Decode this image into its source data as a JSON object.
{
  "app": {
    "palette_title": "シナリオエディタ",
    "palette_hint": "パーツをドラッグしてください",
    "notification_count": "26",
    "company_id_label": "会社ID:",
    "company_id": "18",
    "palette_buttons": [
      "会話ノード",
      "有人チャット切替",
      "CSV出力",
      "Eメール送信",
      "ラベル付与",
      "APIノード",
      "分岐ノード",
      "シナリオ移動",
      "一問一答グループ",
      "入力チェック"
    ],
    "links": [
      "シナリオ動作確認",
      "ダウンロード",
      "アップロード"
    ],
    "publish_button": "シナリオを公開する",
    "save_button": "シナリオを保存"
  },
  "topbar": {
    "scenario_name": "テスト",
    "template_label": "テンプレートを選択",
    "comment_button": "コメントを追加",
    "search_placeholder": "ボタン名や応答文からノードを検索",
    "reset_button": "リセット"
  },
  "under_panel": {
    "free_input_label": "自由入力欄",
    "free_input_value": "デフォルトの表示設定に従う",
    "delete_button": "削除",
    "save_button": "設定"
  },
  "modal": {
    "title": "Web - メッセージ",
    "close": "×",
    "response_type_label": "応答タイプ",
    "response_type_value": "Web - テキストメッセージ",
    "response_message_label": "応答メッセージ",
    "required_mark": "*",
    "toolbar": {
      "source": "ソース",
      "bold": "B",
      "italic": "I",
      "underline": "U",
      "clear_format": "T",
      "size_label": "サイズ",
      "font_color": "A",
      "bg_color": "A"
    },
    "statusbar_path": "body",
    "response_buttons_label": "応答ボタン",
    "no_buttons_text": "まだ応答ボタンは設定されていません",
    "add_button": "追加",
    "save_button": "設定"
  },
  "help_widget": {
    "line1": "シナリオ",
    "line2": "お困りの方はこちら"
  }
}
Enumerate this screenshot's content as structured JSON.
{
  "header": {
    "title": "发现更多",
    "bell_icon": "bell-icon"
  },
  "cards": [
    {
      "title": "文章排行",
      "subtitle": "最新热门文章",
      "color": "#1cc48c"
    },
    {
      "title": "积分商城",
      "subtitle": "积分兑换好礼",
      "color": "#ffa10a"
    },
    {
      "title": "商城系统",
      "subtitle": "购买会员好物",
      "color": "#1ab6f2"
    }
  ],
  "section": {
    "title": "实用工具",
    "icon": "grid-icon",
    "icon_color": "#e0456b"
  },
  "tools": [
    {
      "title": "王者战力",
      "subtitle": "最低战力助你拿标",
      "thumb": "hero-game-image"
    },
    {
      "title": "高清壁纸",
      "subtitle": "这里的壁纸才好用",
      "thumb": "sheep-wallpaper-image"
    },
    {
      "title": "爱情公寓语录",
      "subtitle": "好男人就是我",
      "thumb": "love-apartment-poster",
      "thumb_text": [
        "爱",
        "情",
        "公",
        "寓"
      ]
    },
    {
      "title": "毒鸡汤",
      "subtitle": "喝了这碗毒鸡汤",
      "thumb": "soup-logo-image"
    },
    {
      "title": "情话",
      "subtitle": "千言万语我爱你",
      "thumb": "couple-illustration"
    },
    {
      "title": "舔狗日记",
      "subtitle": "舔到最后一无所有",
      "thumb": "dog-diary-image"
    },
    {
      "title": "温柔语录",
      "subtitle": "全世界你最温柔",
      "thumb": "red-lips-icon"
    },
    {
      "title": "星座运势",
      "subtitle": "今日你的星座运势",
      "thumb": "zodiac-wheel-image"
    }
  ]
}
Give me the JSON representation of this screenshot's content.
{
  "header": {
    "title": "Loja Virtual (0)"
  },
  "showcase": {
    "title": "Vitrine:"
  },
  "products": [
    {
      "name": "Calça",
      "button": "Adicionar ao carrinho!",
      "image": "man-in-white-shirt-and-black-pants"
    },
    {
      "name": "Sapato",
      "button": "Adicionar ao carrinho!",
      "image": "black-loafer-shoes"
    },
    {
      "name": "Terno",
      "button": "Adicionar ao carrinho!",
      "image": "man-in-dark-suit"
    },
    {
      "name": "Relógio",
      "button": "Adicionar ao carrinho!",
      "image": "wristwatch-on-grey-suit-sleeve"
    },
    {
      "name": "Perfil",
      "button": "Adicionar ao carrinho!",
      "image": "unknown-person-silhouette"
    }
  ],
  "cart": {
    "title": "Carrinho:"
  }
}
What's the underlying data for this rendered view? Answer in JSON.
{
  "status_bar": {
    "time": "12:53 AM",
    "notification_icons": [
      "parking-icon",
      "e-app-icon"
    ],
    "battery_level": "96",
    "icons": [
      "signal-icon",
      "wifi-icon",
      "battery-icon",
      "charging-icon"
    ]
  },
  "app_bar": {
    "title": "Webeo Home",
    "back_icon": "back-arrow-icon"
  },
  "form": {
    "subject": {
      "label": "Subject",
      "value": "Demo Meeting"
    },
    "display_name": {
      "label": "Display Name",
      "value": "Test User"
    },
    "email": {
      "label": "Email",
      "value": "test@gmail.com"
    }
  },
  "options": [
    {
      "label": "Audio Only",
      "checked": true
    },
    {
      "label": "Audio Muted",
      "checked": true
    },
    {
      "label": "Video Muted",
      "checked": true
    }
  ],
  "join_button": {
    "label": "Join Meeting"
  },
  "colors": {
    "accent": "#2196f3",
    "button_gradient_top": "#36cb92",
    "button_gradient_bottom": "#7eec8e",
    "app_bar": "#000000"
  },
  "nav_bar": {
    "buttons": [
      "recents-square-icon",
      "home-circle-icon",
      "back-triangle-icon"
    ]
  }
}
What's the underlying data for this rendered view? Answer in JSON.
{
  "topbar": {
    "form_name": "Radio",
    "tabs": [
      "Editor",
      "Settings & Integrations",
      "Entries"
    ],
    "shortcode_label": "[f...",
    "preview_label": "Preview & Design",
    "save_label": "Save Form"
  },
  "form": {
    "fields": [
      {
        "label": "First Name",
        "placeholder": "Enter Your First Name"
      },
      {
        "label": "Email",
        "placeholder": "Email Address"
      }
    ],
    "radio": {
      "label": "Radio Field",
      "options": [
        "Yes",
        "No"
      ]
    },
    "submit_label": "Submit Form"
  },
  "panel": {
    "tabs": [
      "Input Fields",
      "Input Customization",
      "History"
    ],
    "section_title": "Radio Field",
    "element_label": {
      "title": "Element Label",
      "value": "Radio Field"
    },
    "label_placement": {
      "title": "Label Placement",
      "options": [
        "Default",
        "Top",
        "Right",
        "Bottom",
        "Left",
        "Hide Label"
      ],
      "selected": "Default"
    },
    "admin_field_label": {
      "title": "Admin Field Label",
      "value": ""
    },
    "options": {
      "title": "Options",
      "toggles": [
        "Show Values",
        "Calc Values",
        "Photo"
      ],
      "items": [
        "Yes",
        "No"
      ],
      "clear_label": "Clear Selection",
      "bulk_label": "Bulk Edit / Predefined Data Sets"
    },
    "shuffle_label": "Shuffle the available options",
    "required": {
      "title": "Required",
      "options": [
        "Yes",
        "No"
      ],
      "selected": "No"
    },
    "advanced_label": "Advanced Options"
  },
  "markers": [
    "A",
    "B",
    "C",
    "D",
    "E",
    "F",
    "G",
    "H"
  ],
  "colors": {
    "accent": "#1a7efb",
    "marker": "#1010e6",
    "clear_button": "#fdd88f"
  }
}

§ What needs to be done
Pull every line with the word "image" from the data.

§ Solution to this task
Decode this image into its source data as a JSON object.
      "thumb": "hero-game-image"
      "thumb": "sheep-wallpaper-image"
      "thumb": "soup-logo-image"
      "thumb": "dog-diary-image"
      "thumb": "zodiac-wheel-image"
      "image": "man-in-white-shirt-and-black-pants"
      "image": "black-loafer-shoes"
      "image": "man-in-dark-suit"
      "image": "wristwatch-on-grey-suit-sleeve"
      "image": "unknown-person-silhouette"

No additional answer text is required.